Saving for a down payment on a home is a huge step in the home-buying process. A sizable down payment can help with mortgage prequalification or mortgage approval — however, it’s not the only cost associated with buying a home. Many people who are buying a house are surprised to find out that there’s a whole world of fees waiting for them during the process of securing a loan and a deal. The total cost of ownership can be a few thousand or more dollars than prospective buyers might anticipate.
A common question is: How much are closing costs and other fees? From inspections to real estate agent fees, there are a lot of little fees that add up to a lot when you buy a house, so it’s best to be prepared ahead of time. Although most home-buying costs — aside from loan origination fees — can’t be negotiated, some first-time home buyers and seasoned professionals alike will try to get sellers to pay for some of them.

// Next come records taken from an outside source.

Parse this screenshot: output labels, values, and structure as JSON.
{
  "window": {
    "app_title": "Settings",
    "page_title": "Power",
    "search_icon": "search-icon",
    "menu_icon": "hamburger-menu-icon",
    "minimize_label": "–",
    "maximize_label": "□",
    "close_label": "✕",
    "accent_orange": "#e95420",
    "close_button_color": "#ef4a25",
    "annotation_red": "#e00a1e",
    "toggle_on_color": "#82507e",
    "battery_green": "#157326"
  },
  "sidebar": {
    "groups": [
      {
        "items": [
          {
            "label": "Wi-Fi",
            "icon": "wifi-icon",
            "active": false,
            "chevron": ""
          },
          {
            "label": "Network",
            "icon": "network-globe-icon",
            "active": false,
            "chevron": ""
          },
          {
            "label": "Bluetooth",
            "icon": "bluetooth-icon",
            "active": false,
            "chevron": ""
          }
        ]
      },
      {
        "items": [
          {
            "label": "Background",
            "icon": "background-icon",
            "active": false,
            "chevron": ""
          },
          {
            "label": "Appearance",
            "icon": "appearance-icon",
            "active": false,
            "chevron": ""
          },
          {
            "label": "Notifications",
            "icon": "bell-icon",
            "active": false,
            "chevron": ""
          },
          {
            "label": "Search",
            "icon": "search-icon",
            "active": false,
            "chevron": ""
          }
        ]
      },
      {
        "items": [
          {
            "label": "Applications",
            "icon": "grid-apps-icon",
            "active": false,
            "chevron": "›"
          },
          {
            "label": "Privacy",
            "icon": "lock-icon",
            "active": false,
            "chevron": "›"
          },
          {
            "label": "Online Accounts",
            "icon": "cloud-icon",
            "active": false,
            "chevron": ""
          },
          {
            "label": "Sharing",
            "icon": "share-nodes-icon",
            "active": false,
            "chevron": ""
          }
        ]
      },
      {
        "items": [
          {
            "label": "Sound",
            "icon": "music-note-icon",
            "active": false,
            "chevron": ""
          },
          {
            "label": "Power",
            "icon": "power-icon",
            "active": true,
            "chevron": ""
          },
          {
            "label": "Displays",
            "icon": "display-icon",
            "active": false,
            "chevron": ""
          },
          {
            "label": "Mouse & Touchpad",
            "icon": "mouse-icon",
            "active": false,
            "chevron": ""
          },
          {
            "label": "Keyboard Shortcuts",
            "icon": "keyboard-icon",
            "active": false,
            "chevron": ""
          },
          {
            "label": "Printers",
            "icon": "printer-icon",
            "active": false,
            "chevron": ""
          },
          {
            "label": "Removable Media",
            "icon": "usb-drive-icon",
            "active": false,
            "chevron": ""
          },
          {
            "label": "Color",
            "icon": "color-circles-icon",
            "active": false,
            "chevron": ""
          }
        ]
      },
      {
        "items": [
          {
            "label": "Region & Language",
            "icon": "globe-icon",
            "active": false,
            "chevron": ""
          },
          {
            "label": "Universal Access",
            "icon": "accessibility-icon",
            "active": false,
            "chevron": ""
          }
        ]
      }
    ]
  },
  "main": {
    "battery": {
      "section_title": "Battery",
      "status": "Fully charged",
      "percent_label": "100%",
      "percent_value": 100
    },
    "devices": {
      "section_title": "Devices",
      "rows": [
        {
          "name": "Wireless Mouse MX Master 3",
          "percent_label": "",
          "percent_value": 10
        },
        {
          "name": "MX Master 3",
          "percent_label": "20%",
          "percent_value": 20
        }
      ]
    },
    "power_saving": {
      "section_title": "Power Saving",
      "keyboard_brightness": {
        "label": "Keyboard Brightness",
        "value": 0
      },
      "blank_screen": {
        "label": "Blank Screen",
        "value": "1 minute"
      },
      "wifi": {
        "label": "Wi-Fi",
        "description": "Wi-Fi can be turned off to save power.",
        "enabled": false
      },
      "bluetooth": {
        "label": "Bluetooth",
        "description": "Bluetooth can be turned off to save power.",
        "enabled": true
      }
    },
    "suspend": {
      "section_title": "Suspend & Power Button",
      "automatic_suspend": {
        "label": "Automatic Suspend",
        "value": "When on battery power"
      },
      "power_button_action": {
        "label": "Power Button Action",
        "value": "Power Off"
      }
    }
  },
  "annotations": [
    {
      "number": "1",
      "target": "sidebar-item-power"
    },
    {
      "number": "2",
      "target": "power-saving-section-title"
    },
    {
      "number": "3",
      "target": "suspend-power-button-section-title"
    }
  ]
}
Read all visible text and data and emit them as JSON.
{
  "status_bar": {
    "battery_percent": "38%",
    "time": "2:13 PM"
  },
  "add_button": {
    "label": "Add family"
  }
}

So that you can better figure out your financial planning for buying a home, review the following list of approximate typical costs associated with buying a home. With this list as a starting point, you’ll be able to get a more accurate estimate for how much money you’ll need to close.
1. Home Inspection: $300 to $500
A home inspection is a vital part in determining the condition of the house; with an inspection you’ll find out whether the home meets state requirements and get a better idea of how much you’re willing to offer. Buyers should ask to see a list of items covered in the house inspection costs before it takes place. This allows time to request any additional areas the home buyers would like inspected.
2. Home Appraisal: $300
Unless you’re paying cash, almost all lenders will require home appraisals. A home appraisal is an educated guess on what the prospective property is worth, which gives the lender an idea of the collateral value. Usually the seller pays for the home appraisal. In the event the buyer agrees to cover the cost, expect to pay around $300.
3. Flood Determination: $20
Lenders will require proof of whether or not the property is located in a special flood hazard area. If the property is determined to be in a flood hazard area, then the lender is required by law to require flood insurance on the property.
4. Survey: $335 to $650
The survey fee is paid to a professional surveyor who verifies property boundaries. Boundary verification is important as any additions to the home — including fences, driveways, sidewalks or garages that infringe on a neighbor’s property — can be removed without warning. This kind of information can save you a lot of money down the road.
5. Escrow: Cost Contingent on Property and Mortgage
It’s not uncommon to be asked to put down one-sixth — two months’ worth — of property tax and mortgage insurance payments for the year before your loan closes. The lender provides a projection of the annual expenses that will be paid from your escrow account — usually taxes and insurance. Before your loan closes, the lender will estimate the total annual expenses that need to be paid from the escrow account.
6. Lender’s Title Insurance: Cost Varies
Lender’s title insurance is generally required to secure a loan and is designed to protect your lender from problems with the title. This insurance doesn’t protect your equity; it only covers claims that are directly related to the lender’s loan.
The approximate cost of lender’s title insurance varies by state and provider; it’s generally based on the loan amount, transaction type and coverage type, among other variables.
7. Title Company Title Search: Cost Varies
A title search looks into the background of a property’s title — that is, the document that shows proof of ownership — to determine whether or not it’s free and clear of disputes. Some things a search will look for are delinquent taxes, unpaid liens, undisclosed heirs and other disputes. The title is also important if you’re thinking of selling a house later; you want to ensure the title is clear so it doesn’t affect future sales.
8. Loan Origination Fees: 0.5 to 1 Percent of the Loan Amount
The origination fee is charged by the lender for processing your loan when you buy a home. Generally, loan origination fees are how lenders make money. The fees can include administrative services like completing paperwork, underwriting and processing your loan. Because this fee amount is a percentage based on the loan amount, often borrowers who are taking out bigger loans can negotiate a lower origination fee. The reason for this is that regardless of the loan amount, lenders are still doing the same amount of work.
9. Homeowners Insurance: $300 or More
Homeowners insurance policies can vary dramatically depending on the type of coverage you choose. But basic coverage will cover property and liability due to things like smoke, theft, falling objects, explosions and fire or lighting. Most homeowners insurance won’t include damage that results from natural disasters like hurricanes or flooding. However, it’s possible to add that optional coverage to your policy. Your first year’s insurance is often paid at closing.
10. Moving Costs: $700
Packing up an entire household and moving it over to a different location can be expensive. On average, Americans paid about $707 in moving costs, according to HomeAdvisor.com. The price goes up — or down — depending on how much or how little help you require. For people who want full-service movers, the price spikes upward of $1,000, whereas others can get away with spending just a couple hundred bucks.
The Total Cost of Buying a House
The answer the big question, “How much money do I need to buy a house?” is that it depends. There’s no clear-cut number because so many variables are involved — the cost and size of the home, where you live and to where you’re moving, whether you can negotiate any costs and so on. However, this list serves as a rough guide to show home buyers what costs they can expect, in addition to their down payment. On average, these fees can range from $2,000 to $5,000.